  1. One of your very best, Herb! Thoroughly enjoyable read, including all the links I followed! Thanks for letting us get into that brilliant head of yours! :D

  2. Agreed on locals' preference to leave Tallahassee for a big time race. It changes their lives, Herb. Like to a bumper sticker level. "26.2" or even better, "42.2."
    I've witnessed a half ironman tri guy proudly describing what his 70.3 sticker signifies. 70.3. Think about it. It puts those slacker Sudan Boys to shame.
    I'm no marathoner. Therefore the two I've run were both Tallahassee events.
    With past behavior as evidence, I would expect you to propose a Beer Marathon, appropriately modified Kingston Rules. From a spectator's perspective I'd prefer a Milk Marathon or Burrito Marathon.
    Carry on.

  3. John,

    The "26.2" thing has reached the tattoo stage. Be very afraid.

    I don't think anything that I could come up with would out-stupid the 100 miles and 100 beers in 100 hours that the folks on keep talking about. As for a burrito marathon, do you really think a burrito is any harder to keep down than a GU packet?

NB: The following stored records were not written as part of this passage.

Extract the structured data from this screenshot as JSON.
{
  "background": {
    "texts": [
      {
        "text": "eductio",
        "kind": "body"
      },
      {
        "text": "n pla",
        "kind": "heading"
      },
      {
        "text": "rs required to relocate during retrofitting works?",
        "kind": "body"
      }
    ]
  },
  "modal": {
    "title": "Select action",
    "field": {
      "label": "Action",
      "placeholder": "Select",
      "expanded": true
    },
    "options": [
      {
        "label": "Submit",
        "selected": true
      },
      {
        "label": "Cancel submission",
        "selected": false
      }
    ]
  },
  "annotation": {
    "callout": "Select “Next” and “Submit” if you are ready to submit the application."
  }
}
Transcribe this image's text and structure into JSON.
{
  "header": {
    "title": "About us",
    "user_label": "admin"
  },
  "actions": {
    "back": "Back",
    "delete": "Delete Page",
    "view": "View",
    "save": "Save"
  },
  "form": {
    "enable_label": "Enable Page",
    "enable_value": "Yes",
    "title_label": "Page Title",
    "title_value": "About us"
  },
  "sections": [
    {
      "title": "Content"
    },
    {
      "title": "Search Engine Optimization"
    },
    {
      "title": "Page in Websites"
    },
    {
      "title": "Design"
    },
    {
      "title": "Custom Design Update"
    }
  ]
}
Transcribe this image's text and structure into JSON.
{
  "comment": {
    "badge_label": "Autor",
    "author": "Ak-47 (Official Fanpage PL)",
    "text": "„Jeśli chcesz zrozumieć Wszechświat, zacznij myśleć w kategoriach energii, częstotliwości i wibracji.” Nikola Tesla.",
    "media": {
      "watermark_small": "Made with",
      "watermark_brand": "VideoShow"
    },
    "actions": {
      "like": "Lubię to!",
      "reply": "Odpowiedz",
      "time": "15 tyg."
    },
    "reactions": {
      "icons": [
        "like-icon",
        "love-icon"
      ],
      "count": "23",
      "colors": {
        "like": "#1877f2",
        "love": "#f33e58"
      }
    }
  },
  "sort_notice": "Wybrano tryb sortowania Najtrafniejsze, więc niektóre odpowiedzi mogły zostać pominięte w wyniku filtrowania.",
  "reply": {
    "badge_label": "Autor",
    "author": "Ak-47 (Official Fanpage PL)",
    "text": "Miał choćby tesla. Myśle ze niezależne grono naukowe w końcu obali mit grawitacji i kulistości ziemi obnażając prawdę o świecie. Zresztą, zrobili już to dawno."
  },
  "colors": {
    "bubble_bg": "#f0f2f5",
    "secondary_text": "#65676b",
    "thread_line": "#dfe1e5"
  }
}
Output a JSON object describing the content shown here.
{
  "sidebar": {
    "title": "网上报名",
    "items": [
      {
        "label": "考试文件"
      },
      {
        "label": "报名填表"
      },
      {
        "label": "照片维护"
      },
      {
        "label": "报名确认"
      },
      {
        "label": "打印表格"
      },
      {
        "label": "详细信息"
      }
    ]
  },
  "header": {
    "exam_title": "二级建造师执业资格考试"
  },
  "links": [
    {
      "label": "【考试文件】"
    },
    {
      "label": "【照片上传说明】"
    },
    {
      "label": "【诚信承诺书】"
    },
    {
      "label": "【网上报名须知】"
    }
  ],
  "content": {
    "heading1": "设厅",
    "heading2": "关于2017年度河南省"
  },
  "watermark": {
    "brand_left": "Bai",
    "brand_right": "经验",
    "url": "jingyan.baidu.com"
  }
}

  4. I was skeptical about those Gu packets, having never run while downing them. At the 2000 Tallahassee Marathon, Gu was available by the case at each aid station. I ate over 20 of them. Two at a time with gatorade after the halfway point. Finished with a huge reserve of energy, as might be imagined. Didn't plan to run that event till the night before, so I wasn't worried about it ruining my "marathon training." (Right.) After a Publix ultimate sub for lunch, ran again later that day. Don't discount the Gu for an easily digested energy source. I suppose 8:17 min/mile counting the stops doesn't shake up the stomach much, tho I was really craving a kosher ham sammich by 20M.